While the use of form affidavits was criticized in Brown v. State, Tex.Cr.App., 437 S.W.2d 828, the record reflects the affidavit in this case was not a model affidavit which was copied in haec verba (except for names, dates and places) in other cases. The actual affidavit, as opposed to the printed recitation, was set out in the blanks of a printed form entitled "Affidavit for Search Warrant for Narcotics and Dangerous Drugs." As can be seen in the last paragraph in the aforementioned affidavit, Officer Hemby, the affiant, swore as follows:"The affiant has received information regarding narcotics users and dealers from this informant many times in the past and the information has always been true and correct. The affiant knows this informant to be a reliable, credible and trustworthy person."
We hold that this oath satisfied the underlying circumstances as to the credibility of the informer and the reliability of his information and is sufficient to satisfy the second prong of the Aguilar test. Gonzales v. Beto, 425 F.2d 963, 968 (5th Cir. 1970); Hegdal v. State, Tex.Cr.App., 488 S.W.2d 782.
The printed form recitation was a mere convenience for the affiant and does not foreclose the possibility of a thorough review of the affidavit by a magistrate. Although not an issue in the case, an affidavit containing the same printed recitation was approved in Ware v. State, Tex.Cr. App., 467 S.W.2d 256. See also Gonzales v. Beto, supra, at p. 972.
Appellant's first ground of error is overruled.
In his second ground of error appellant complains of the trial court's refusal to require that the identity of the confidential informant be revealed.
Appellant contends that if the identity of the informant had been disclosed he would have been able to establish whether or not appellant was present at the apartment at the same time that the informant was present. Appellant argues further that if it were shown by examination of the informant that appellant was not present at that time it would lend credence to the fact that appellant "merely came into the apartment prior to the search and was not actually in possession of narcotic drugs and paraphernalia located in the apartment."
The record contains the following information about the informant in the instant case: Informant (1) was a male, (2) did not use narcotic drugs, (3) was not on probation, (4) did not receive any money for his information, (5) was not a police agent and did not attempt to transact a sale or purchase any contraband from anybody in the apartment, (6) was present in the apartment about an hour and a half before the search of the premises and the arrest of appellant.
The speculation as to the fact of when appellant arrived at the apartment prior to his arrest is not material.
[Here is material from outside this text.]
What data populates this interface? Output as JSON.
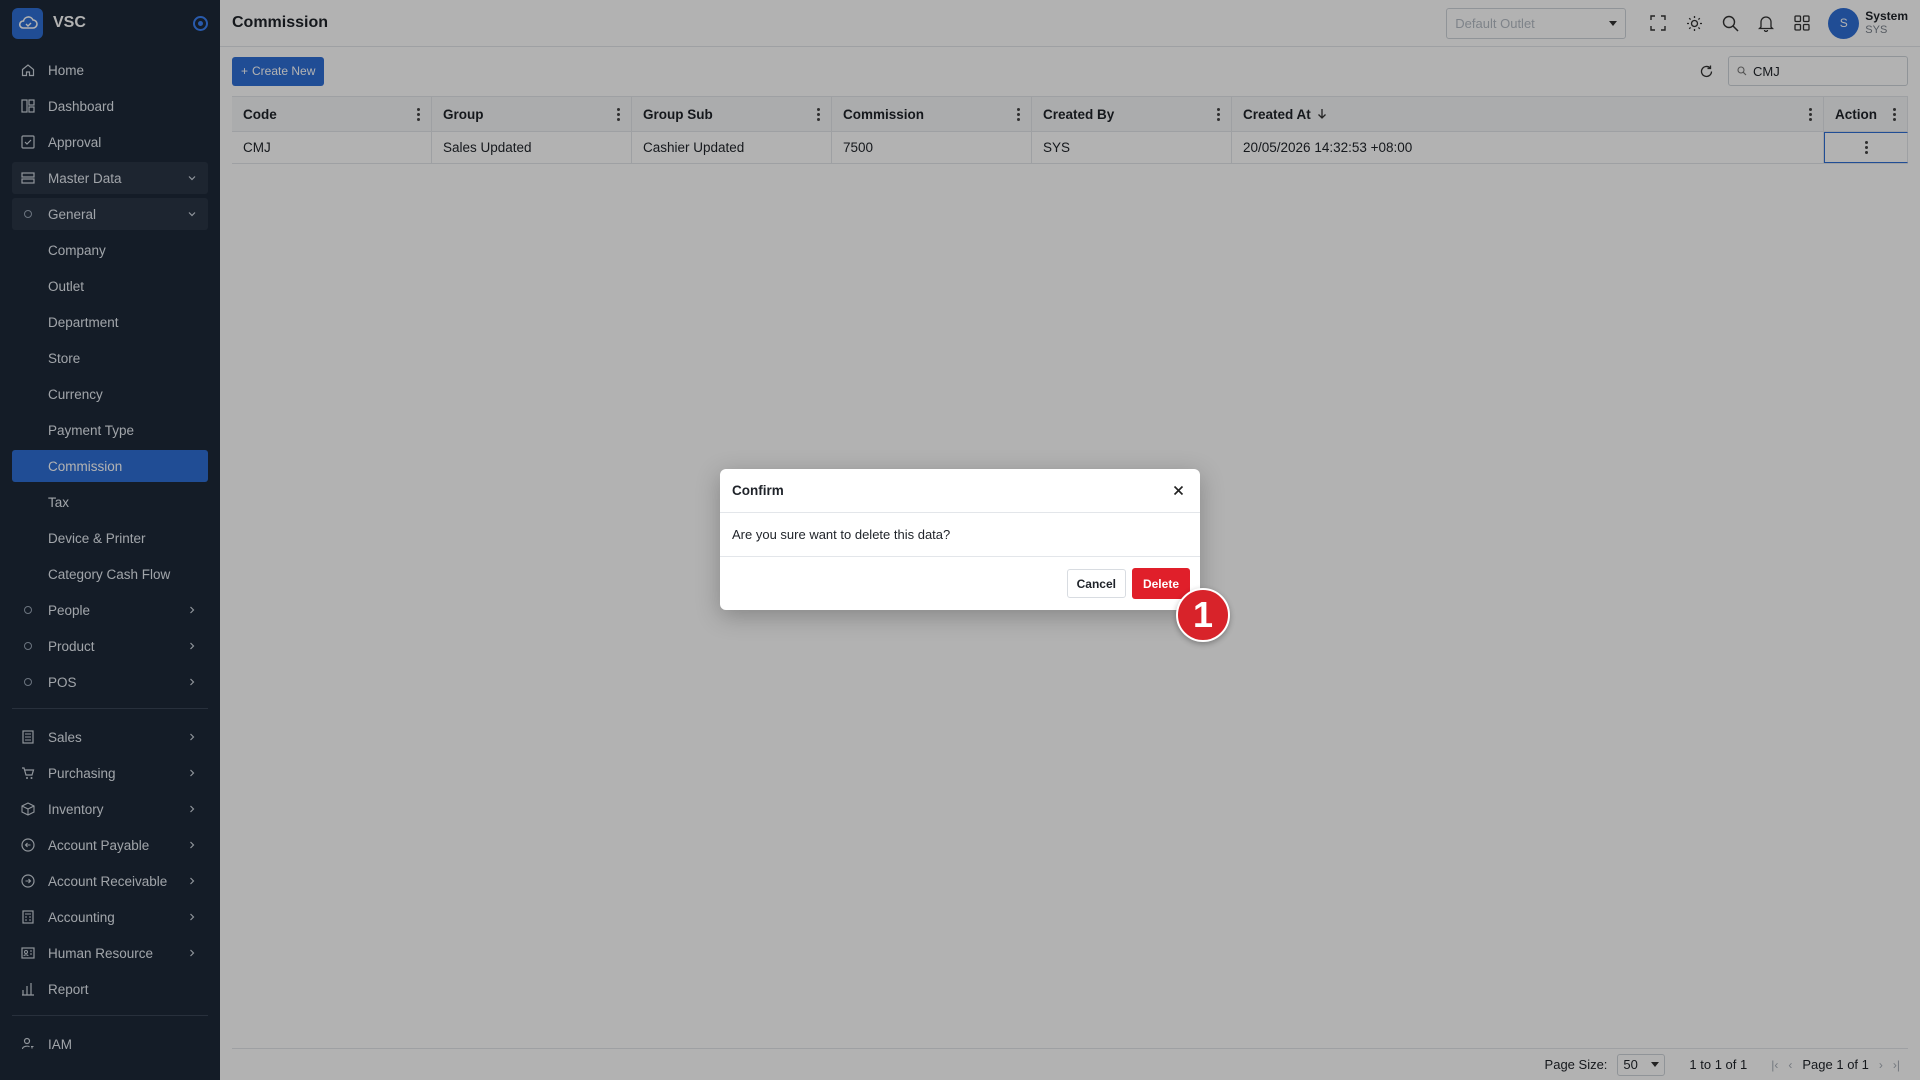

Included in the court's charge was a definition of possession; the jury found appellant guilty; and the sufficiency of the evidence is not challenged.
The record does not reflect that the informant participated in the offense for which appellant was on trial, nor that he was a material witness to the transaction, nor a material witness as to whether or not the accused knowingly committed the crime. In view of the record the appellant was not entitled to know the identity of the informant mentioned in the search warrant. Yantis v. State, Tex.Cr.App., 476 *936 S.W.2d 24; Ware v. State, Tex.Cr.App., 467 S.W.2d 256; Albitez v. State, Tex.Cr. App., 461 S.W.2d 609. The facts do not fall within the doctrine of Roviaro v. United States, 353 U.S. 53, 77 S. Ct. 623, 1 L. Ed. 2d 639 (1957); and James v. State, Tex.Cr.App., 493 S.W.2d 201, does not apply.
Appellant's second ground of error is overruled.
The judgment is affirmed.
Opinion approved by the Court.NOTES
 The printed recitation complained of by appellant.
 The unprinted, typewritten portion of the affidavit.